The comic strip about a randy, boozy Australian rampaging through Swinging London was very popular, but Eye editor Richard Ingrams eventually dropped it on account of Humphries’ drinking and missing deadlines (Ingrams gave up alcohol in the Sixties, as did Humphries in the seventies). Ingrams said that Humphries was at that stage a serious alcoholic. [3]

The Private Eye comic strips were compiled into two books, The Wonderful World of Barry McKenzie (1968), in which McKenzie travels to Britain to claim an inheritance, and later, Bazza pulls it off! (1971). The books were published in London, but were banned in Australia with the Minister for Customs and Excise stating that they "relied on indecency for its humour".[4]


In 1972, the film The Adventures of Barry McKenzie was released, based on the first published book. In 1974, a sequel, Barry McKenzie Holds His Own, was made. The films starred Australian singer Barry Crocker as McKenzie, and chronicled the character's adventures in Britain and France respectively. In the films, McKenzie is the nephew of another of Humphries' characters, Edna Everage. Despite the banning of The Wonderful World of Barry McKenzie in Australia, the films received considerable support from the Australian government of John Gorton, becoming the first to receive funding from the Australian Film Development Commission. Later Prime Minister Gough Whitlam even made an appearance in Barry McKenzie Holds His Own, where he granted a damehood to McKenzie's aunt, Edna Everage.[4]


The character was a parody of the boorish Australian overseas, particularly those residing in Britain – ignorant, loud, crude, drunk and punchy – although McKenzie also proved popular with Australians because he embodied some of their positive characteristics: he was friendly, forthright and straightforward with his British hosts, who themselves were often portrayed as stereotypes of pompous, arrogant, devious colonialists.[5]

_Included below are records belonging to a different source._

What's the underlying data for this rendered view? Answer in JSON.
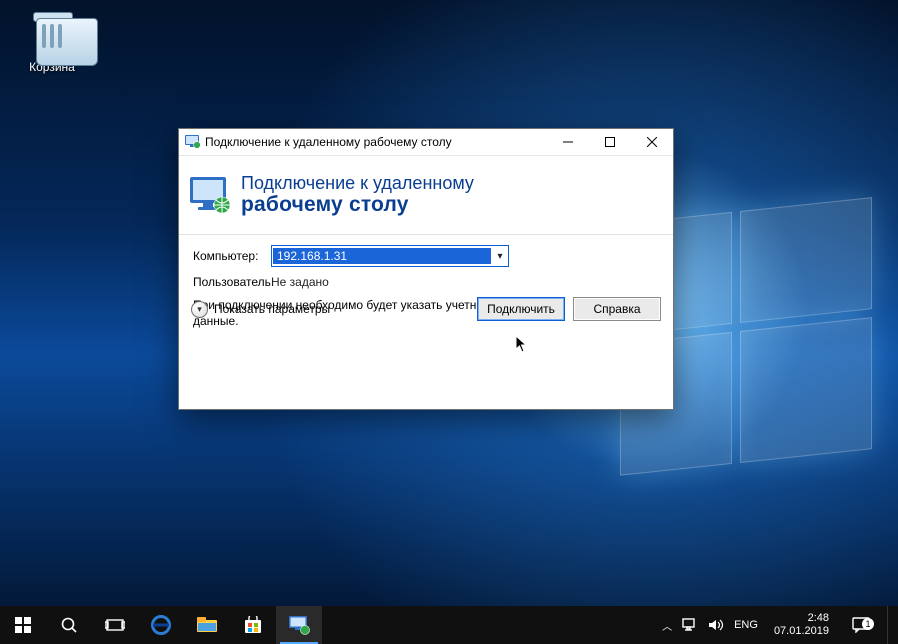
{
  "desktop": {
    "icons": {
      "recycle_bin": "Корзина"
    }
  },
  "window": {
    "title": "Подключение к удаленному рабочему столу",
    "heading_line1": "Подключение к удаленному",
    "heading_line2": "рабочему столу",
    "labels": {
      "computer": "Компьютер:",
      "user": "Пользователь:"
    },
    "values": {
      "computer": "192.168.1.31",
      "user": "Не задано"
    },
    "hint": "При подключении необходимо будет указать учетные данные.",
    "expander": "Показать параметры",
    "buttons": {
      "connect": "Подключить",
      "help": "Справка"
    }
  },
  "taskbar": {
    "tray": {
      "lang": "ENG",
      "time": "2:48",
      "date": "07.01.2019",
      "notifications": "1"
    }
  }
}
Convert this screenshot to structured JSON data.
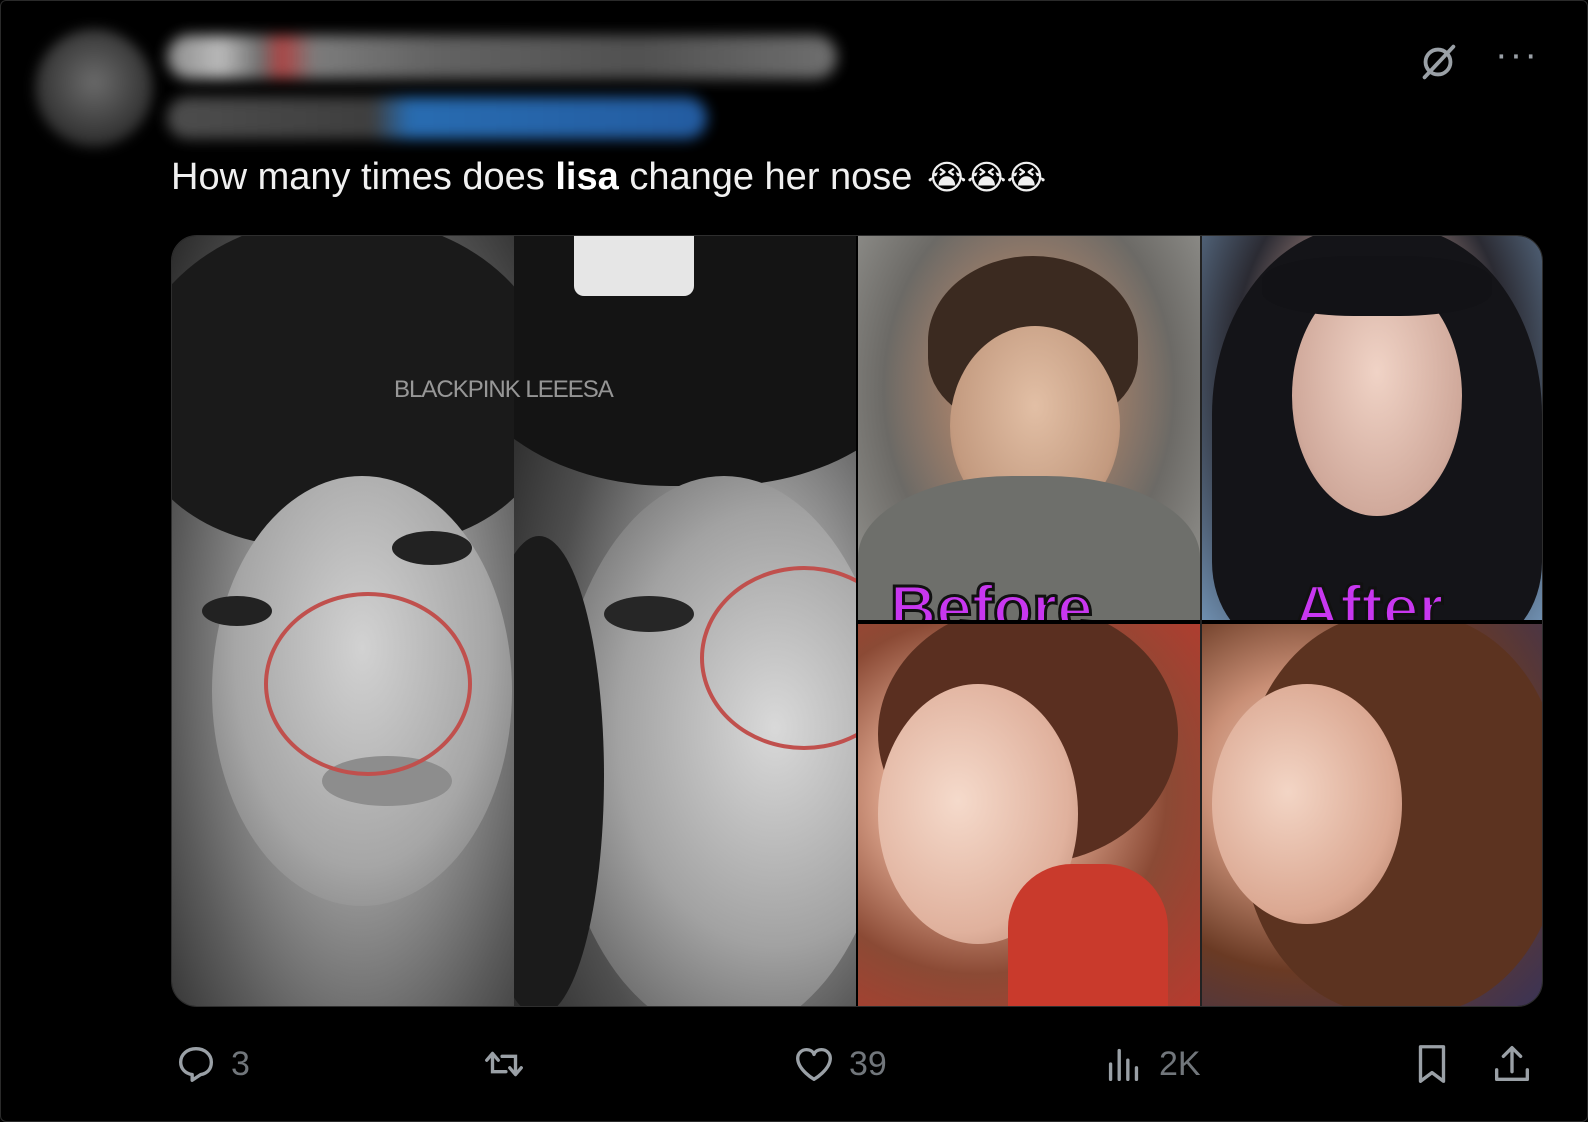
{
  "tweet": {
    "text_parts": {
      "before": "How many times does ",
      "bold": "lisa",
      "after": " change her nose ",
      "emoji": "😭😭😭"
    },
    "icons": {
      "grok": "grok-slash-icon",
      "more": "more-dots-icon"
    },
    "more_glyph": "···"
  },
  "media": {
    "watermark": "BLACKPINK LEEESA",
    "before_label": "Before",
    "after_label": "After",
    "highlight_color": "#c0504d",
    "label_color": "#c837f0"
  },
  "actions": {
    "reply_count": "3",
    "repost_count": "",
    "like_count": "39",
    "views_count": "2K"
  },
  "colors": {
    "background": "#000000",
    "muted": "#71767b",
    "text": "#e7e9ea"
  }
}
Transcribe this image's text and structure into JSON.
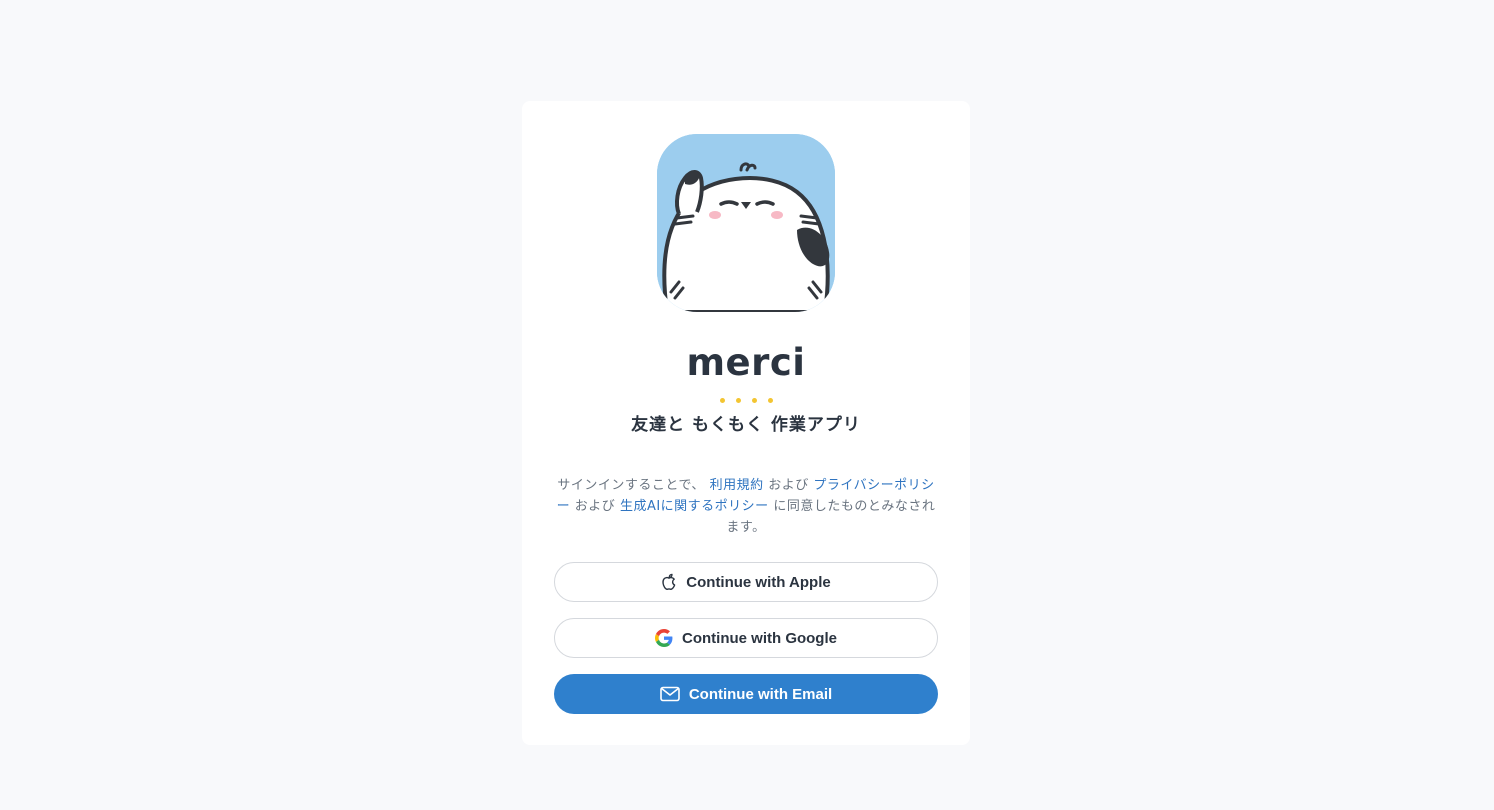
{
  "app": {
    "name": "merci",
    "tagline": "友達と もくもく 作業アプリ"
  },
  "terms": {
    "prefix": "サインインすることで、",
    "terms_link": "利用規約",
    "and_1": "および",
    "privacy_link": "プライバシーポリシー",
    "and_2": "および",
    "ai_policy_link": "生成AIに関するポリシー",
    "suffix": "に同意したものとみなされます。"
  },
  "buttons": {
    "apple": {
      "label": "Continue with Apple",
      "icon": "apple-icon"
    },
    "google": {
      "label": "Continue with Google",
      "icon": "google-icon"
    },
    "email": {
      "label": "Continue with Email",
      "icon": "mail-icon"
    }
  },
  "colors": {
    "accent": "#2f80cd",
    "link": "#2f74c0",
    "logo_background": "#9ccdee",
    "tagline_dots": "#f3c532"
  }
}
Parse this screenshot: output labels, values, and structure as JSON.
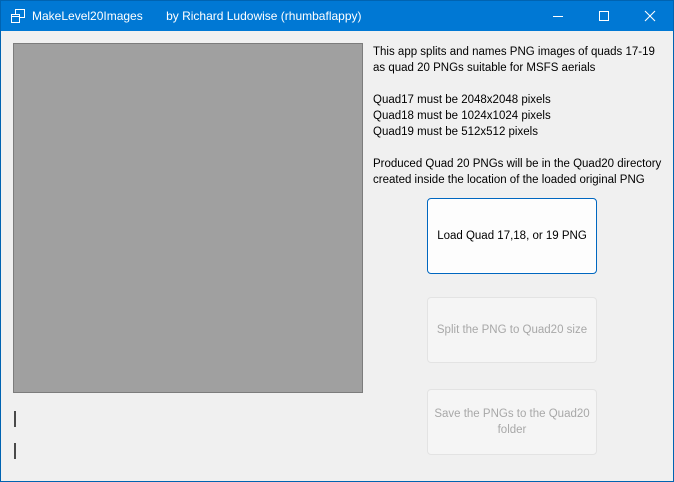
{
  "window": {
    "title": "MakeLevel20Images       by Richard Ludowise (rhumbaflappy)",
    "icon": "app-window-icon",
    "controls": {
      "minimize": "minimize-icon",
      "maximize": "maximize-icon",
      "close": "close-icon"
    }
  },
  "info": {
    "intro_line1": "This app splits and names PNG images of quads 17-19",
    "intro_line2": "as quad 20 PNGs suitable for MSFS aerials",
    "req_line1": "Quad17 must be 2048x2048 pixels",
    "req_line2": "Quad18 must be 1024x1024 pixels",
    "req_line3": "Quad19 must be 512x512 pixels",
    "output_line1": "Produced Quad 20 PNGs will be in the Quad20 directory",
    "output_line2": "created inside the location of the loaded original PNG"
  },
  "buttons": {
    "load_label": "Load Quad 17,18, or 19 PNG",
    "split_label": "Split the PNG to Quad20 size",
    "save_label": "Save the PNGs to the Quad20 folder"
  },
  "colors": {
    "titlebar": "#0078d4",
    "window_bg": "#f0f0f0",
    "image_placeholder": "#a0a0a0",
    "focus_border": "#0067c0",
    "disabled_text": "#a8a8a8"
  }
}
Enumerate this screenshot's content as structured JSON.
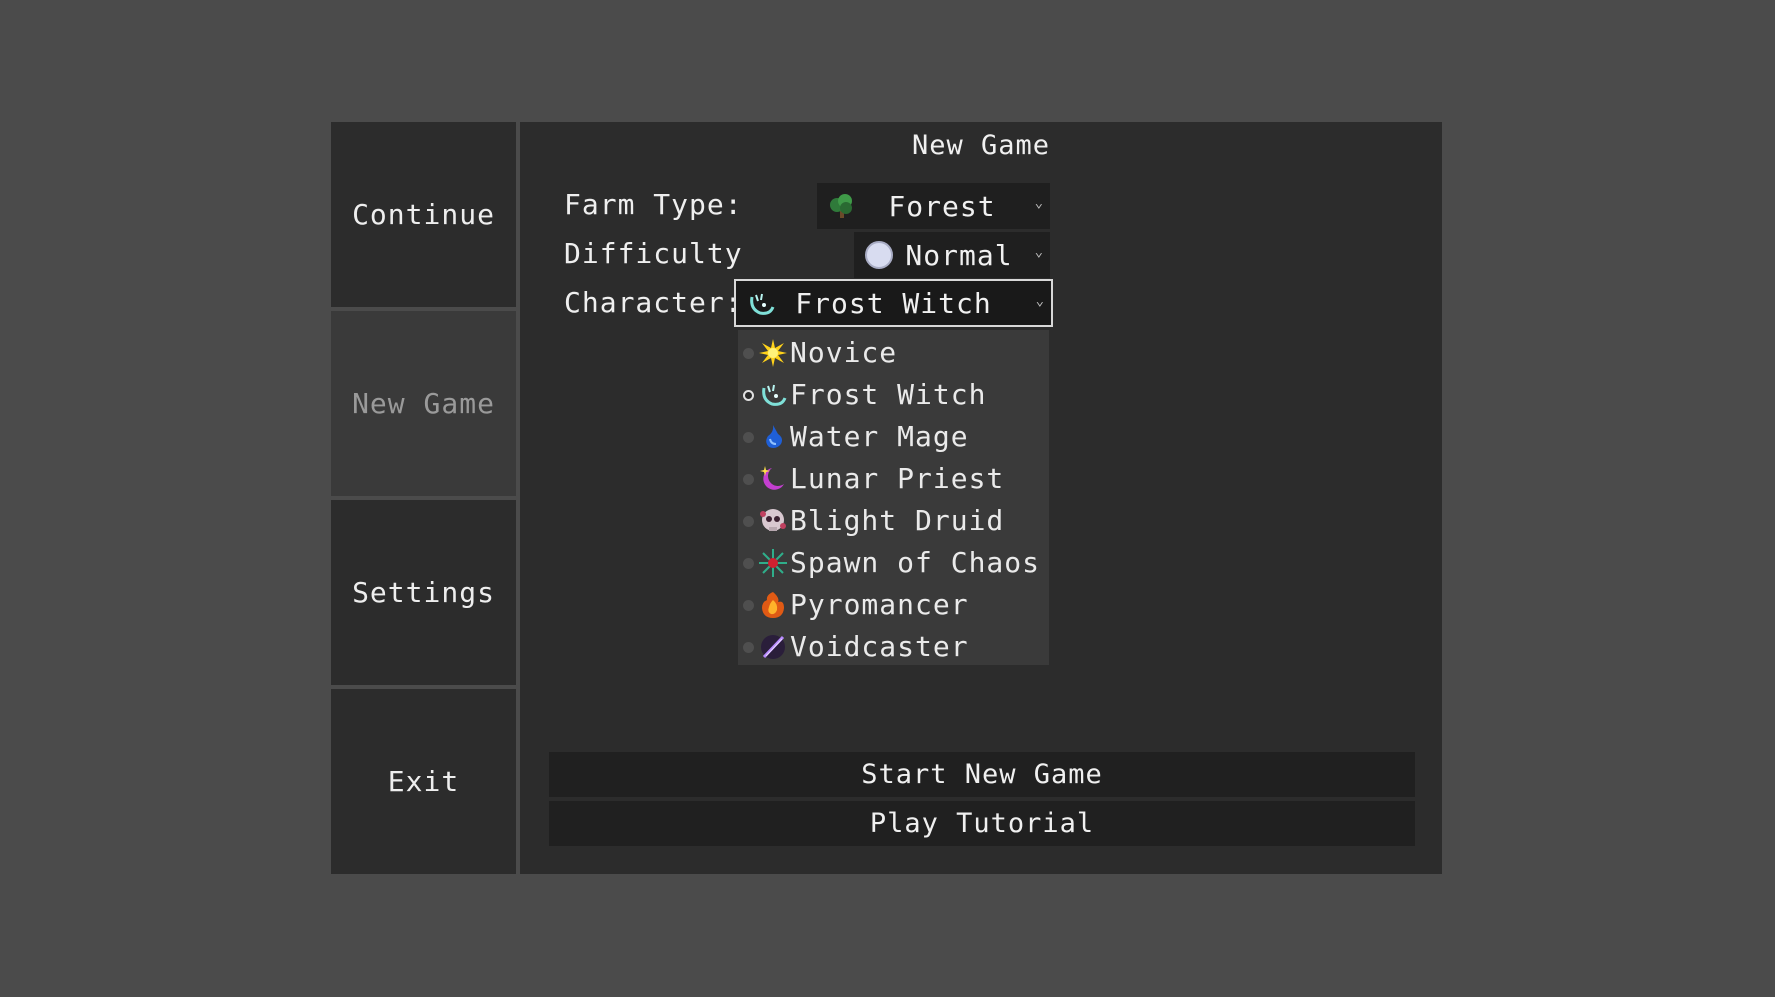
{
  "side_menu": {
    "items": [
      {
        "label": "Continue"
      },
      {
        "label": "New Game",
        "active": true
      },
      {
        "label": "Settings"
      },
      {
        "label": "Exit"
      }
    ]
  },
  "panel": {
    "title": "New Game",
    "farm_type": {
      "label": "Farm Type:",
      "value": "Forest",
      "icon": "tree-icon"
    },
    "difficulty": {
      "label": "Difficulty",
      "value": "Normal",
      "icon": "circle-icon"
    },
    "character": {
      "label": "Character:",
      "value": "Frost Witch",
      "icon": "frost-witch-icon",
      "options": [
        {
          "label": "Novice",
          "icon": "sun-icon"
        },
        {
          "label": "Frost Witch",
          "icon": "frost-witch-icon",
          "selected": true
        },
        {
          "label": "Water Mage",
          "icon": "water-drop-icon"
        },
        {
          "label": "Lunar Priest",
          "icon": "moon-icon"
        },
        {
          "label": "Blight Druid",
          "icon": "skull-icon"
        },
        {
          "label": "Spawn of Chaos",
          "icon": "chaos-burst-icon"
        },
        {
          "label": "Pyromancer",
          "icon": "fire-icon"
        },
        {
          "label": "Voidcaster",
          "icon": "void-blade-icon"
        }
      ]
    },
    "start_button": "Start New Game",
    "tutorial_button": "Play Tutorial"
  },
  "colors": {
    "background": "#4b4b4b",
    "panel": "#2c2c2c",
    "active_menu": "#3a3a3a",
    "dropdown_list": "#3a3a3a"
  }
}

McKenzie frequently employs euphemisms for bodily functions or sexual allusions, one of the most well-known being "technicolour yawn" (vomiting).[6] The film popularised several Australian euphemisms and slang terms which are still used today in the Australian vernacular (such as "point Percy at the porcelain", "sink the sausage" and "flash the nasty").[2] Some of the sayings were invented by Humphries, while other terms were borrowed from existing Australian slang such as "chunder"[7] and "up shit creek"[8] (adopted by the Australian poetry magazine Shit Creek Review).

Men at Work lead singer Colin Hay said that the lyrics for "Down Under" were inspired by the Barry McKenzie character.[9]

See also[edit]


  1. ^ Rebecca Coyle and Michael Hannan: Marking time in the Barry McKenzie films' music Archived February 11, 2009, at the Wayback Machine., La Trobe University, 2005
  2. ^ a b Macnab, Geoffrey: Bazza turns 30, The Age, 23 March 2003
  3. ^ "The consummate amateur" by William Cook, The Oldie [London], September 2016 page 16.
  4. ^ a b "The Mythical Australian: Barry Humphries, Gough Whitlam and "new nationalism"". The Australian Journal of Politics and History. 1 March 2005. Archived from the original on 26 July 2009. 
  5. ^ The Adventures of Barry McKenzie (1972), National Film and Sound Archive
  6. ^ Partridge, Eric (2006). The New Partridge Dictionary of Slang and Unconventional English. Taylor & Francis. ISBN 0-415-25938-X. 
  7. ^ Quinion, Michael: Q&A: Chunder Archived June 6, 2008, at the Wayback Machine., World Wide Words, 22 June 2002
  8. ^ Up Shit Creek without a paddle Everything2, 26 November 2002
  9. ^ Down Under song information Songfacts; Retrieved 27 January 2009